Objective: To estimate the prevalence of low serum vitamin D level (25[OH]D) in patients with rheumatoid arthritis (RA) compared with healthy controls, and to analyze the association between 25(OH)D and disease activity.
Methods: This retrospective analysis included 100 RA patients (85% women) and 100 controls, not on vitamin D supplements from January 2010 to December 2011 at a tertiary care center at the Department of Internal Medicine, King Abdulaziz University Hospital (KAUH), Jeddah, Kingdom of Saudi Arabia. Disease activity was measured using the disease activity score index (DAS28). According to the DAS28 score, RA patients were divided into 3 groups as high, moderate, and low disease activity. Patients' serum 25(OH)D was measured in a centralized laboratory.
Results: The mean 25(OH)D in patients with RA was similar to the control group (32.3+/-14.4 nmol/L) versus (31.4+/-16.4 nmol/L) (p=0.41). Patients with high disease activity had the lowest 25(OH)D levels (18.25+/-8.3 nmol/L) compared with patients with moderate (35.13+/-15.2 nmol/L) and low (38.05+/-7.3 nmol/L) disease activity (p<0.001). Serum 25(OH)D was negatively correlated with DAS28, which was statistically significant (r= -0.42, p<0.0001).
Conclusion: Serum vitamin D levels in RA patients were similar to the healthy control group.

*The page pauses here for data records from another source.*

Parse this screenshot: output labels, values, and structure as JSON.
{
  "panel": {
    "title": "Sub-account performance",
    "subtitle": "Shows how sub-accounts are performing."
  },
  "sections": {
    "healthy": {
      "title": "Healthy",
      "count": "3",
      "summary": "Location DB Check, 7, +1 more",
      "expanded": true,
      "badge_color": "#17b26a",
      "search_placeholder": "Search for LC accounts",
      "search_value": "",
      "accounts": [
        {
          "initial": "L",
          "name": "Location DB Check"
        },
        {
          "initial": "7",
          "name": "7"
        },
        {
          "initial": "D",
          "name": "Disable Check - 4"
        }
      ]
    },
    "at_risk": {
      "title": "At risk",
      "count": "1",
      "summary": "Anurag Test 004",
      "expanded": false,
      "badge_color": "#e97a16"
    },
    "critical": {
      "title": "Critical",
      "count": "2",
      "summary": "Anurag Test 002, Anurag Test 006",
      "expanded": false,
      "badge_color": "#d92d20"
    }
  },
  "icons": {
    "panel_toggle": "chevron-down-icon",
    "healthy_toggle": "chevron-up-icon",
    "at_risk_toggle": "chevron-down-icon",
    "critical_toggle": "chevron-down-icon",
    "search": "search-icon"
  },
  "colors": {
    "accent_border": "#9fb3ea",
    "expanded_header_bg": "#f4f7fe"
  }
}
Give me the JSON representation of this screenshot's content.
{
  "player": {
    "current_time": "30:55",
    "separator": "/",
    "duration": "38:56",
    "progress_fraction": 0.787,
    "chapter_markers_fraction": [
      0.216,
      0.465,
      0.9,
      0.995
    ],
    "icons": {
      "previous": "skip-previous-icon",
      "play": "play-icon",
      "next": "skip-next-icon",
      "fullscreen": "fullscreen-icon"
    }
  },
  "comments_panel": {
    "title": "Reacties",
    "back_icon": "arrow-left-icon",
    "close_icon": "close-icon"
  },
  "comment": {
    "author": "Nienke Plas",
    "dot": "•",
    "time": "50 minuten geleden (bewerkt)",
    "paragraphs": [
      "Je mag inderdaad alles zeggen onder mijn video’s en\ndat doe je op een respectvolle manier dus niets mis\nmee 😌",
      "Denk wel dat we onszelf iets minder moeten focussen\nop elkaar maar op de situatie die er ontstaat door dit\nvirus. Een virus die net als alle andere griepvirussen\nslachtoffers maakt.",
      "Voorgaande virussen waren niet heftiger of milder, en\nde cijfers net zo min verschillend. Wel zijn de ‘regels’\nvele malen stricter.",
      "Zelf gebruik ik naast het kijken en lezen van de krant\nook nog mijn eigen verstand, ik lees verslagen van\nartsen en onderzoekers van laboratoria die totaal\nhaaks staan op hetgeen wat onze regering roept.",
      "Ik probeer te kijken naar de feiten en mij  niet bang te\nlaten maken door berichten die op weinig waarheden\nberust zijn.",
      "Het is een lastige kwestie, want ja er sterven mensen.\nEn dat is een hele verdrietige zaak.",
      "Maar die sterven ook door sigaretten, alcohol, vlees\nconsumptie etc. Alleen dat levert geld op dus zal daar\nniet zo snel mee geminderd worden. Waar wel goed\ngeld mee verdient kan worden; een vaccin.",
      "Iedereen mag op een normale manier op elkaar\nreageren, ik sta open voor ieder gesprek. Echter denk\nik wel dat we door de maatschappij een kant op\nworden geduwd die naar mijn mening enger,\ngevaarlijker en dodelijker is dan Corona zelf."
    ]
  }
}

However, significantly lower 25(OH)D values were found in patients who are poorly responding to treatment, and not in a state of disease remission.